In recent weeks, the phrase “cost of living crisis” has never been far from the headlines. Since late 2021, Brits have suffered a fall in real disposable incomes, caused predominantly by high inflation outstripping wage and benefit increases, and recent tax rises.

The latest Office for National Statistics data shows a surge in energy costs has driven inflation to a 40-year high of 9%. With the Guardian reporting that the energy price cap is set to increase by a further £800 in the autumn, the Bank of England are now forecasting inflation of more than 10% later in 2022.

While you may have seen your own expenditure rise over recent weeks, it’s likely soaring prices and increasing taxes are also affecting your children and grandchildren.

Indeed, recent research published in the Telegraph suggests that 1 in 7 parents are changing their financial plans to help their children cope with the cost of living crisis. Many are doing so by drawing down their pensions earlier than planned or releasing money tied up in their home.

While it’s only natural that you might want to open the doors to the Bank of Mum and Dad, supporting your loved ones could damage your own financial prospects. Here’s what you need to know.

Be careful not to run out of money

You’ve likely built up your pension fund over many years to ensure it can support your desired lifestyle when you retire.

So, dipping into your fund now to help your children or grandchildren could increase the chances of you running out of money in later life. For instance, you may find that you no longer have sufficient assets to pay for any later-life care you need.

Research published by analysts Moneyfacts shows that 4 in 10 Brits have already dipped into their savings to help cope with the rising cost of living over the past 12 months.

Nitesh Patel, from the Yorkshire Building Society, who commissioned the research, says: “The concern is not only the here and now – but the knock-on effect of depleted savings for the future.”

One of the ways we can support you is by using cashflow modelling to establish how gifting money now could affect your future plans.

We can consider all your assets and work out whether you will have “enough” in later life if you provide a gift now and, if not, how your financial plan might need to change.

“Giving while living” could support your family and help you manage a potential tax bill

The idea of “giving while living” has become more popular in recent years. As a parent or grandparent, providing a gift earlier (rather than on death) means that you get to see the positive benefits of the gift.

You can also provide a gift at a time when it makes a real difference to your loved one.

For example, if you left a legacy on your death, your children might be in their 50s or 60s by the time they receive the money. Gifting much earlier could help them when they really need it – for example, to get onto the housing ladder.

There are also positive tax reasons why you might want to gift while you are alive. That’s because you can take advantage of a range of gifting options, each of which can reduce the value of your estate for Inheritance Tax (IHT) purposes.

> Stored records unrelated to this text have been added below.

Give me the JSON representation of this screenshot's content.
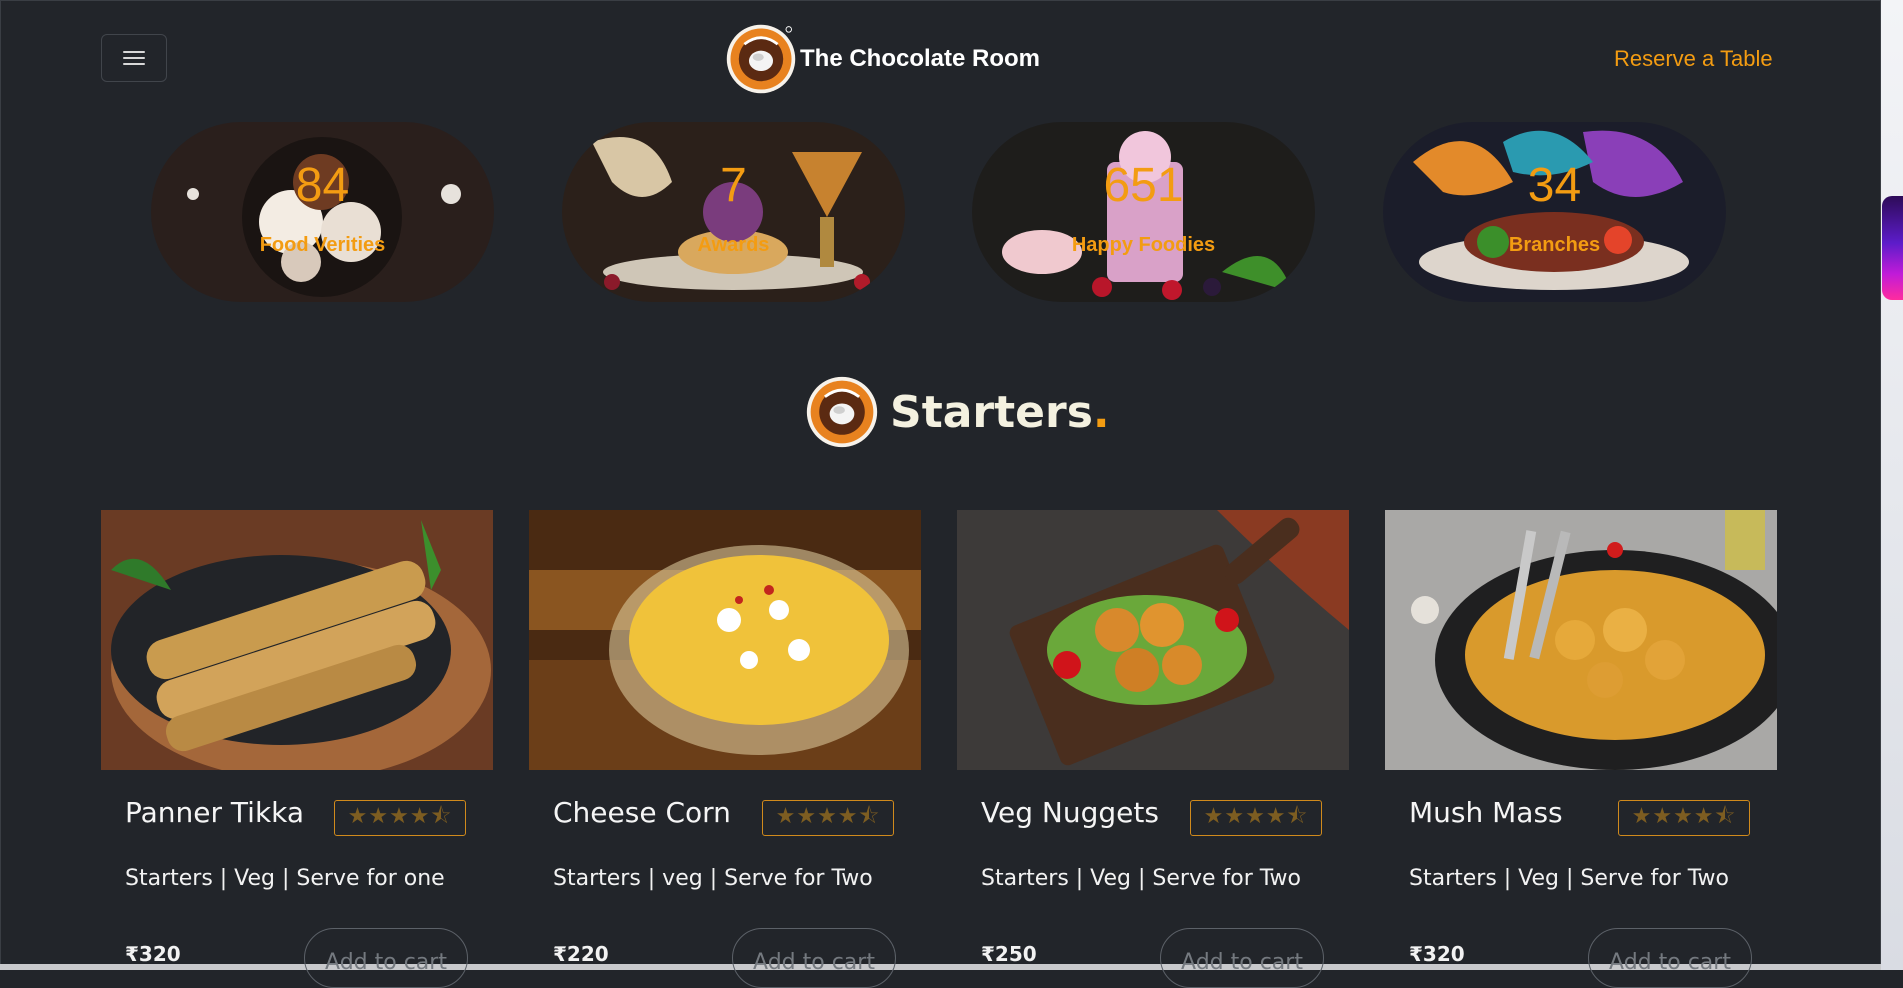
{
  "header": {
    "brand_name": "The Chocolate Room",
    "reserve_label": "Reserve a Table"
  },
  "stats": [
    {
      "number": "84",
      "label": "Food Verities"
    },
    {
      "number": "7",
      "label": "Awards"
    },
    {
      "number": "651",
      "label": "Happy Foodies"
    },
    {
      "number": "34",
      "label": "Branches"
    }
  ],
  "section": {
    "title": "Starters",
    "title_dot": "."
  },
  "cards": [
    {
      "name": "Panner Tikka",
      "desc": "Starters | Veg | Serve for one",
      "price": "₹320",
      "rating_stars": "★★★★⯪",
      "rating_value": 4.5,
      "cart_label": "Add to cart"
    },
    {
      "name": "Cheese Corn",
      "desc": "Starters | veg | Serve for Two",
      "price": "₹220",
      "rating_stars": "★★★★⯪",
      "rating_value": 4.5,
      "cart_label": "Add to cart"
    },
    {
      "name": "Veg Nuggets",
      "desc": "Starters | Veg | Serve for Two",
      "price": "₹250",
      "rating_stars": "★★★★⯪",
      "rating_value": 4.5,
      "cart_label": "Add to cart"
    },
    {
      "name": "Mush Mass",
      "desc": "Starters | Veg | Serve for Two",
      "price": "₹320",
      "rating_stars": "★★★★⯪",
      "rating_value": 4.5,
      "cart_label": "Add to cart"
    }
  ],
  "colors": {
    "accent": "#f39c12",
    "background": "#22252a",
    "text": "#f2f2f2"
  },
  "icons": [
    "hamburger-icon",
    "chocolate-room-logo-icon"
  ]
}
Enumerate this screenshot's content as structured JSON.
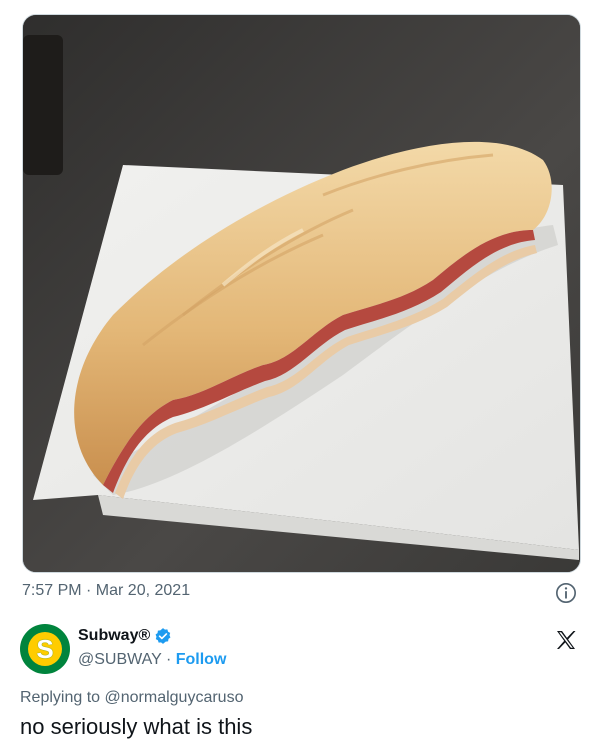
{
  "tweet": {
    "timestamp": "7:57 PM · Mar 20, 2021",
    "photo_alt": "Half-eaten sub sandwich on a white napkin"
  },
  "reply": {
    "display_name": "Subway®",
    "handle": "@SUBWAY",
    "separator": " · ",
    "follow_label": "Follow",
    "replying_prefix": "Replying to ",
    "replying_to": "@normalguycaruso",
    "text": "no seriously what is this"
  },
  "icons": {
    "info": "info-icon",
    "verified": "verified-badge-icon",
    "platform": "x-logo-icon",
    "avatar": "subway-logo-avatar"
  },
  "colors": {
    "link": "#1d9bf0",
    "muted": "#536471",
    "subway_green": "#00843d",
    "subway_yellow": "#ffcc00"
  }
}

  • The “seven-year” rule means you can gift any amount and, if you survive for seven years after making the gift, it will fall outside your estate. Of course, you’re much more likely to survive for seven years after making a gift earlier in life
  • Each individual has a £3,000 annual gifting exemption, so you can gift this amount every year and it will immediately fall outside your estate
  • You can make gifts from income, which could be a useful way to support children and grandchildren through the cost of living crisis. Here, you must make gifts from income (not capital), and they must be regular and not damage your own standard of living.

We can help you to plan your financial future

If you want to support your loved ones through this tricky time, you must do so without upsetting your own long-term plans.

We can help you ensure you don’t run out of money in later life or die with too much and leave a substantial tax bill to your beneficiaries.

We can also help you to devise a plan that minimises the tax you pay. For example, taking more than 25% of your pension while you are still working – perhaps because you want to give a gift to a child – could then limit the amount you could pay into your fund tax-efficiently.

If you are thinking of opening the Bank of Mum and Dad, and you want reassurance that this won’t hinder your progress towards your own goals, please contact us today.

Please note

The Financial Conduct Authority does not regulate estate planning, tax planning or will writing.